Next, Leonard was asked to take on the task of salvaging and organizing the Cultural Resources Program's large map collection, which Rush described as having been in a "state of crowded storage and disorganization."

Leonard said that the project required a delicate hand.

"The maps had to be handled very carefully," he said. "Some of them were quite old, and many of them were brittle and deteriorating due to their age."

Leonard spent approximately four months sorting, categorizing and preserving the maps.

"Over the course of the project, (Leonard) inventoried hundreds of maps and oversized documents," Rush said. "He also made sure that every single map was put away in the proper folder and -- when needed -- (protected by) acid-free tissue or encased in Mylar so that they will last as long as possible."

In addition to ensuring that the maps and documents were organized and properly stored, Leonard came up with parameters for categorizing them.

"I took what I had learned about cataloguing artifacts, and I modified this process to use it for cataloguing the maps. I made a spreadsheet so that they can search and know exactly where to find a particular map that they are looking for," he said.

Rush said that this spreadsheet is a valuable resource to the team.

"Historic maps are a critical asset for cultural resources land management on Fort Drum, and the ability to readily find and use these documents once again has been extremely helpful to the cultural resources staff," Rush said. "Having a functioning map archive is a very significant contribution. Thanks to (Leonard's) efforts, we can now find every single historic map in our collection using a simple keyword search."

The third large project that Leonard completed was the creation of a multimedia presentation for the 10th Combat Aviation Brigade to use in briefing Soldiers as they prepared to deploy to South Korea.
"An introductory knowledge of a different culture can assist Soldiers in being respectful and in avoiding embarrassing situations where they might offend someone without intending to," Rush explained.

Leonard, who had been stationed in Korea in the 1990s, said that he drew upon his own knowledge of the country's culture and incorporated information that he said he wished he had known before his arrival in country, to create a PowerPoint presentation.

"They didn't have presentations like this when I was getting ready to go to Korea," he said. "I was happy to be able to create a product that could help other Soldiers prepare to go into a new country."

Rush said that Leonard was an asset to the cultural resources team and the work he completed during his internship will have a lasting benefit for her staff members and the Fort Drum community.

"It is hard to imagine that SUNY Jefferson could have sent a better intern for our first experience," she said. "Charles has set a very high bar for internship performance."

Leonard said the internship was a great learning experience for him and he hopes to be able to work with the cultural resources team again in the future. He is continuing his studies, pursuing a master's degree in history through Southern New Hampshire University online.

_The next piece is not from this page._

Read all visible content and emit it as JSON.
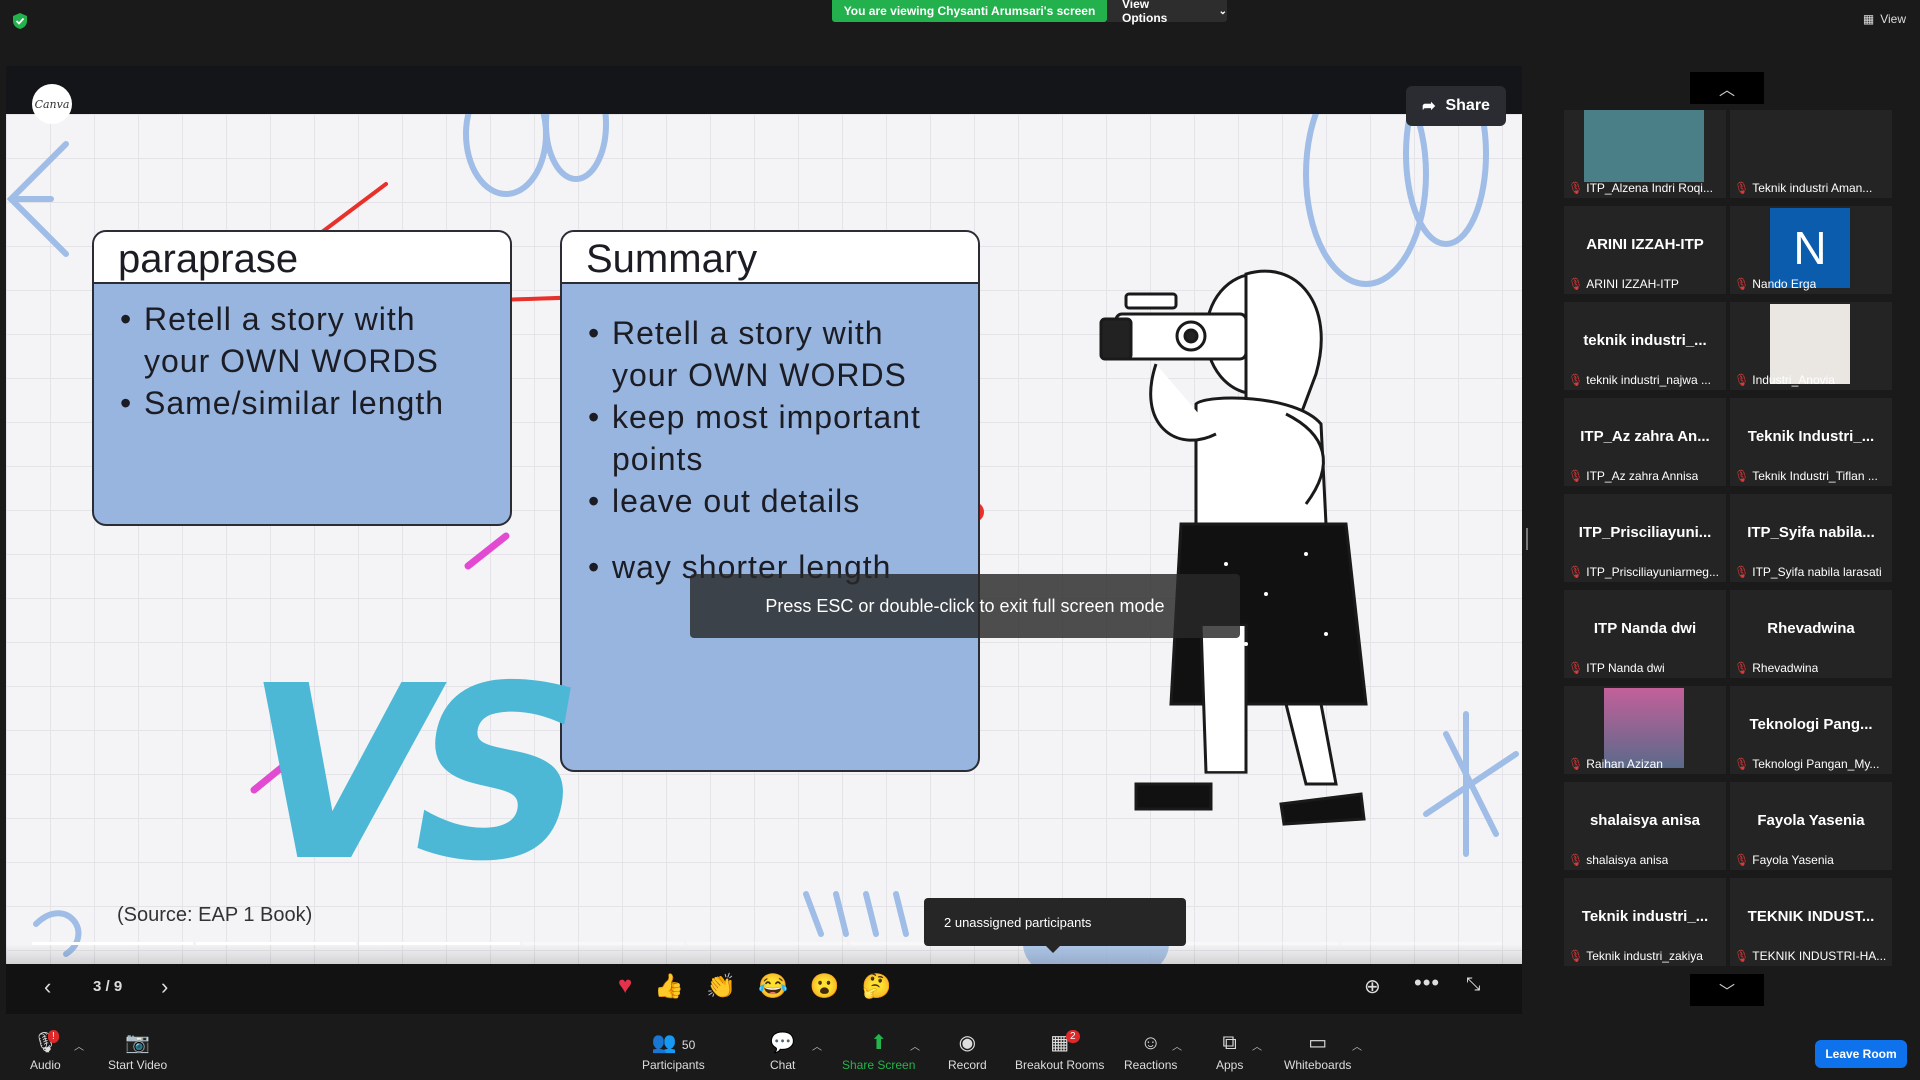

"I'm planning to tailor it toward military history," he said. "This internship gave me a chance to take my love of history and my experiences in the Army and add to that the skills needed to work in historical preservation and museum operations. It was an amazing experience."